**WHAT TO WORK ON:** Scan the data below and pick out the lines containing the word "path".

Excerpts from an interface dataset
▼

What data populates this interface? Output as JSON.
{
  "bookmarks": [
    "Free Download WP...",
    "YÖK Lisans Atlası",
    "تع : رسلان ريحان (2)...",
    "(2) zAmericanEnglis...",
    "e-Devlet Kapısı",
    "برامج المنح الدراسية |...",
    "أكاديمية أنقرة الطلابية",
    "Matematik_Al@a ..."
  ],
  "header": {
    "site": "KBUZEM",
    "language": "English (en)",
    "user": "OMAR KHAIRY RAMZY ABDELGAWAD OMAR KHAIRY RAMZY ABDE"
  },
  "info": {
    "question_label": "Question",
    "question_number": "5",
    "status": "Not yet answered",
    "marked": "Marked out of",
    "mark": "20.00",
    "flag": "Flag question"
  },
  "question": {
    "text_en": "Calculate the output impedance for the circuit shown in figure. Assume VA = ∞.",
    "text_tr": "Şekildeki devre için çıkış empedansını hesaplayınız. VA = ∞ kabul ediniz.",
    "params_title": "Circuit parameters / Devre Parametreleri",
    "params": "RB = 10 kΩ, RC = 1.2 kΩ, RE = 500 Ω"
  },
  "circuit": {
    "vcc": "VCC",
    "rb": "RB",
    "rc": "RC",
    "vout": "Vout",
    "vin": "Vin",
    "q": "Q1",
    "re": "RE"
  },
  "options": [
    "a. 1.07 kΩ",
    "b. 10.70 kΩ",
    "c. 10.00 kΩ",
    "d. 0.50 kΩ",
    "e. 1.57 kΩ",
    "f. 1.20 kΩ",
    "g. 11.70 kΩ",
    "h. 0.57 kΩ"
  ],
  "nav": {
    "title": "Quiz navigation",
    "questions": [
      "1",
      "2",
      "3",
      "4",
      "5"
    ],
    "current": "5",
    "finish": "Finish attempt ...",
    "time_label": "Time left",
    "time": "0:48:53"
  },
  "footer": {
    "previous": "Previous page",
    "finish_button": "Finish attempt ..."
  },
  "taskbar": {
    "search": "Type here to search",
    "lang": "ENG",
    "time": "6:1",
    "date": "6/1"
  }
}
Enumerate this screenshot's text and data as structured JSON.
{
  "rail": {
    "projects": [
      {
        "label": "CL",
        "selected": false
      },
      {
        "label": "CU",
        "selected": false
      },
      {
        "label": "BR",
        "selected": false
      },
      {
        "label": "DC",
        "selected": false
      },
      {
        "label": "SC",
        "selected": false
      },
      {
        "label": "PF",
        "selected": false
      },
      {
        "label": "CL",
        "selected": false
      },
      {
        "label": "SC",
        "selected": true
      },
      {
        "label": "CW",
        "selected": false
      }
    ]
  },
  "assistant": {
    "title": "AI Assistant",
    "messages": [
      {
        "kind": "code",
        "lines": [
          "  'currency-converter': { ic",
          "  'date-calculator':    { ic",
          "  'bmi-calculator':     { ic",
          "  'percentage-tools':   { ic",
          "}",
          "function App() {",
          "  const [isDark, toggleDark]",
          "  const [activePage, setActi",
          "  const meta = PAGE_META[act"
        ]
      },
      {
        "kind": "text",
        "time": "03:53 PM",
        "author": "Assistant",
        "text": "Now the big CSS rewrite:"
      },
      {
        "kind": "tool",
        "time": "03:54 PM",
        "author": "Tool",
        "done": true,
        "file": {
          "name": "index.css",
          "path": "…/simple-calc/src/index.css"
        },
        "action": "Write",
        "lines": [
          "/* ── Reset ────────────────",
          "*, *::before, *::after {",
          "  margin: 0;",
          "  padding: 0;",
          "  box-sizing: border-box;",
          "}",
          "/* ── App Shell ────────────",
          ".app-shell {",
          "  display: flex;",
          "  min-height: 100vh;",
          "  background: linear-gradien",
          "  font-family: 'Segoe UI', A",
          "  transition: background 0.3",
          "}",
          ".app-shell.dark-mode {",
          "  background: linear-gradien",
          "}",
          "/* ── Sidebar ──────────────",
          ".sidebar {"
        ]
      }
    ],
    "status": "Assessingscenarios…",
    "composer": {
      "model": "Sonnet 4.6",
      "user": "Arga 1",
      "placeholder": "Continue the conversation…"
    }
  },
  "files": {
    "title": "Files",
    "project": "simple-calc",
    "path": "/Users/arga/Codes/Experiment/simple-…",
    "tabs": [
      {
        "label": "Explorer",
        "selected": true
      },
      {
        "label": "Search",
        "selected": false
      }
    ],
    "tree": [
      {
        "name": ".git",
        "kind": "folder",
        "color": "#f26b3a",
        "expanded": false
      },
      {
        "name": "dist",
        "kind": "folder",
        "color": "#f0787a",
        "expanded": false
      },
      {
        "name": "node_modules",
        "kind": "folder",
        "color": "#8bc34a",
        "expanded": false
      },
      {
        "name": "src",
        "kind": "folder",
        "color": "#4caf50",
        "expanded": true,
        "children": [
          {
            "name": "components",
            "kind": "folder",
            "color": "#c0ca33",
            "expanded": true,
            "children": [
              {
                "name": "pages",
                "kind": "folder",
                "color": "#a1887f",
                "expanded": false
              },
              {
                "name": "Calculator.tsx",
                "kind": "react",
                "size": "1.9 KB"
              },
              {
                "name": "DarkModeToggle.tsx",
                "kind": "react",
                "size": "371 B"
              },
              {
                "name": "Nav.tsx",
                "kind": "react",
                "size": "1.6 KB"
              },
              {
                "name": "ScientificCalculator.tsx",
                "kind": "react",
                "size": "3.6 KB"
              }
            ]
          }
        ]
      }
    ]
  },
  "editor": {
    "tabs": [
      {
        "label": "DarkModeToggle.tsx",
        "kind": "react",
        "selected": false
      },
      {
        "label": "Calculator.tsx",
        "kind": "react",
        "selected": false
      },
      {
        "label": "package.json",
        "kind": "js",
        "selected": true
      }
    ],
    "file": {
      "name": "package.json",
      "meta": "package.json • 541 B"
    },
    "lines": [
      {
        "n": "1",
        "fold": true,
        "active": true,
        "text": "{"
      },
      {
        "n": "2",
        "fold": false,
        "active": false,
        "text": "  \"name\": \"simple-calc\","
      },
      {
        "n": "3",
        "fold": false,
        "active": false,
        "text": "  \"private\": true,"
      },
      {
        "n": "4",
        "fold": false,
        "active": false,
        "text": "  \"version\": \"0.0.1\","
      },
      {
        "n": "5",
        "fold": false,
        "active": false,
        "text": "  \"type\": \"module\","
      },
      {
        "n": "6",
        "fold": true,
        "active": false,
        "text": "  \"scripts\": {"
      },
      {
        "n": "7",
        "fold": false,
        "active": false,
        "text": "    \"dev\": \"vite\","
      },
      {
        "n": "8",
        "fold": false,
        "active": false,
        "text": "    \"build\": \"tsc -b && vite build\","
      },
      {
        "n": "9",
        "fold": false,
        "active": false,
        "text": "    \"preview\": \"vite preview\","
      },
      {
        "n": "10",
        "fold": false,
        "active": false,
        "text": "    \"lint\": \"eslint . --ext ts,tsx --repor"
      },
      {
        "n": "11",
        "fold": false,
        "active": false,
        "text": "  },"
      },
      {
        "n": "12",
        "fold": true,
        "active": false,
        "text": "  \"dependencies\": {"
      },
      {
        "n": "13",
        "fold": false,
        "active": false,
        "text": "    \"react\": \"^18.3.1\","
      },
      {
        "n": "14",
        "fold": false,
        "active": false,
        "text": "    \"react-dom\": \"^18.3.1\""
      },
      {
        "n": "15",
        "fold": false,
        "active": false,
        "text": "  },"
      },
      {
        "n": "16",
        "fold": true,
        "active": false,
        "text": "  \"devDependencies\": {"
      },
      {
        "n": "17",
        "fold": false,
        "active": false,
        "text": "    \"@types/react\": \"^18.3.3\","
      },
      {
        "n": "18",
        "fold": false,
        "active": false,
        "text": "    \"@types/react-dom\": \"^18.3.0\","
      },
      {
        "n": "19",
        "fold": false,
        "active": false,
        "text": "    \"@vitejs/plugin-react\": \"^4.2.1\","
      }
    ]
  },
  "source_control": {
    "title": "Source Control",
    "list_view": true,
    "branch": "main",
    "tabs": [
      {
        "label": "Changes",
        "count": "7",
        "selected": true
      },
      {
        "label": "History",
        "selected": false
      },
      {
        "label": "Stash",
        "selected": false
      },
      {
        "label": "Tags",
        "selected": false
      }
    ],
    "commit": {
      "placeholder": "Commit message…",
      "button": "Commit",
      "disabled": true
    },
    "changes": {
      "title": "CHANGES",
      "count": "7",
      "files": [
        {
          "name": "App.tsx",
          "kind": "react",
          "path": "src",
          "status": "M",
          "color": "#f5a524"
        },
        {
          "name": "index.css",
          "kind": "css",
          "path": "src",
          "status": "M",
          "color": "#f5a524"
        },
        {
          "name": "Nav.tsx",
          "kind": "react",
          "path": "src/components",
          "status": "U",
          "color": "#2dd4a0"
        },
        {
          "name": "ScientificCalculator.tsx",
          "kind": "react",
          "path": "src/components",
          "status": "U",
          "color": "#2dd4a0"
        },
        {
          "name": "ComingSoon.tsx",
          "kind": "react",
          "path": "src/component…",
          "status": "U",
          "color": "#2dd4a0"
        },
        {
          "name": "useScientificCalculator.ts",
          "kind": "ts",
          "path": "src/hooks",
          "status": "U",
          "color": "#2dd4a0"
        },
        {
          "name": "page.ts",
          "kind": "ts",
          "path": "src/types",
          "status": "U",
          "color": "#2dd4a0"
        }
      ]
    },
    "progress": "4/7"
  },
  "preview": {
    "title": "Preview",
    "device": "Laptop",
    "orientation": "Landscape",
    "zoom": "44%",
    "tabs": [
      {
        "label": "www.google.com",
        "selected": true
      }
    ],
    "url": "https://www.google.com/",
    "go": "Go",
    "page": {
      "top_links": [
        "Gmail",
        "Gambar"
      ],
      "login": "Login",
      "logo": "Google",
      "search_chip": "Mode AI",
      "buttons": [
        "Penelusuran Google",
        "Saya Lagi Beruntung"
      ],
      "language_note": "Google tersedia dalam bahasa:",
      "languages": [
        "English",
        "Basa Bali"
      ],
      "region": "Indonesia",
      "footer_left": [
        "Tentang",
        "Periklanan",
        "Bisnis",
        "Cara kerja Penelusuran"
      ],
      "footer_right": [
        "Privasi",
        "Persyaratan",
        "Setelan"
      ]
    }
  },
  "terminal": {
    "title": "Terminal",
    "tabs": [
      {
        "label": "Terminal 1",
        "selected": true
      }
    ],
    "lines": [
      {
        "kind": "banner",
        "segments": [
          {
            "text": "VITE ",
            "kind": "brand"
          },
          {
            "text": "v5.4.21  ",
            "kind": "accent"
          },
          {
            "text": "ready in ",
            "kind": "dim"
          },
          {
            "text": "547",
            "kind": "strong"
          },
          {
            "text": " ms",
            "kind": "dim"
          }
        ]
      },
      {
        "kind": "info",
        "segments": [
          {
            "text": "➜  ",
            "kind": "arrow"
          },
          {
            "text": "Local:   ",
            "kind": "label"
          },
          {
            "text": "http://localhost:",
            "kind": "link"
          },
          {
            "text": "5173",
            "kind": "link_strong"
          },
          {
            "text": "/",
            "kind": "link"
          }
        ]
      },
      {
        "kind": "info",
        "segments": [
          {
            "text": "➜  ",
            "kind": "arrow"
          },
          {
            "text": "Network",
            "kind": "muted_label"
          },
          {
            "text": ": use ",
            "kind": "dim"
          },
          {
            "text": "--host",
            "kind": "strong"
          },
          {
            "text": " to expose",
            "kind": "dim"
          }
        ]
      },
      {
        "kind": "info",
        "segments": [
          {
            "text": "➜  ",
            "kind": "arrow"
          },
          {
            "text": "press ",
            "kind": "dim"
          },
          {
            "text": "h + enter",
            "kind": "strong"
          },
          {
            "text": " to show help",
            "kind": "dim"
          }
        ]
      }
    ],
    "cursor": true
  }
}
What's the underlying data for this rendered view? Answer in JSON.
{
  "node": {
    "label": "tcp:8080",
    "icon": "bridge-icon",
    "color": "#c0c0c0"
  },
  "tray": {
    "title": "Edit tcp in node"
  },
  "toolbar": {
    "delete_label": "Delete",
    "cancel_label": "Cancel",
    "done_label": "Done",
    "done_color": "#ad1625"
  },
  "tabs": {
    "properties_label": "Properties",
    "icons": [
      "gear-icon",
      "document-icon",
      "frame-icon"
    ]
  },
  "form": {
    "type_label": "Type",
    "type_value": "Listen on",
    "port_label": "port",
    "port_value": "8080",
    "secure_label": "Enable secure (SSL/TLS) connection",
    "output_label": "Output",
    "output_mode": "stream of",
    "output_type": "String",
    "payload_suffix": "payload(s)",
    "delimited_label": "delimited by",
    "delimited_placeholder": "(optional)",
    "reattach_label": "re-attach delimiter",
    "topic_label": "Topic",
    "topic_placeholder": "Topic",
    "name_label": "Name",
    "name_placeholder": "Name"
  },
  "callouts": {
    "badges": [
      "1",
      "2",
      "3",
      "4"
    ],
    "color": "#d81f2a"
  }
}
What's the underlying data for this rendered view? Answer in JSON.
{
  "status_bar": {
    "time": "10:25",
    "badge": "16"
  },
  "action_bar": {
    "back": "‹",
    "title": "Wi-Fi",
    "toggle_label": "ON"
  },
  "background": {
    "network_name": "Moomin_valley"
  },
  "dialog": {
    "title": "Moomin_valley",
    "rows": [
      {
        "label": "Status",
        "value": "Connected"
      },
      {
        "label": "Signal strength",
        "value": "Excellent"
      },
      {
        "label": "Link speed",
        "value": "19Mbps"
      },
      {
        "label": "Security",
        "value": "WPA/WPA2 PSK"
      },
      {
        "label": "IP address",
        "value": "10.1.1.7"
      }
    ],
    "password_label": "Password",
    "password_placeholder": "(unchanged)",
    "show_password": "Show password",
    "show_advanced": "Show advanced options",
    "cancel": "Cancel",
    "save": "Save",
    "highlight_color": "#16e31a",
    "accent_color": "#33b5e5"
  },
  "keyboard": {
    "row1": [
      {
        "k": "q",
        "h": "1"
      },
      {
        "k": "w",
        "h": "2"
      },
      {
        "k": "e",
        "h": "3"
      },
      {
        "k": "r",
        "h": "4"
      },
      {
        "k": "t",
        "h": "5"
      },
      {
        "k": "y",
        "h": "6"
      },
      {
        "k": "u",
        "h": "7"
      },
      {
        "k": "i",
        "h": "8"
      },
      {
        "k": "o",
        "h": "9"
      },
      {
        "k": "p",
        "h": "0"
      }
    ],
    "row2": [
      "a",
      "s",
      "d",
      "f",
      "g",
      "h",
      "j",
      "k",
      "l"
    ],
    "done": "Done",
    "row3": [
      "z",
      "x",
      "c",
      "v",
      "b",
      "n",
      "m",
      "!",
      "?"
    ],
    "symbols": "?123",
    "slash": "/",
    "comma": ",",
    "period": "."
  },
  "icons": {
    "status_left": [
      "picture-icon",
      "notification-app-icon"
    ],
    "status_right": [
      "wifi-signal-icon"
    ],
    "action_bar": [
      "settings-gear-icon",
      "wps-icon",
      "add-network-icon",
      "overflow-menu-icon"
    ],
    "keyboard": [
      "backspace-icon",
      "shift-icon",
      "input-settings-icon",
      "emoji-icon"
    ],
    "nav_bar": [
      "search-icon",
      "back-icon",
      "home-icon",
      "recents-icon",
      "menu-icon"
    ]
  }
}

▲

**WRITTEN SOLUTION:**
          "path": "…/simple-calc/src/index.css"
    "path": "/Users/arga/Codes/Experiment/simple-…",
          "path": "src",
          "path": "src",
          "path": "src/components",
          "path": "src/components",
          "path": "src/component…",
          "path": "src/hooks",
          "path": "src/types",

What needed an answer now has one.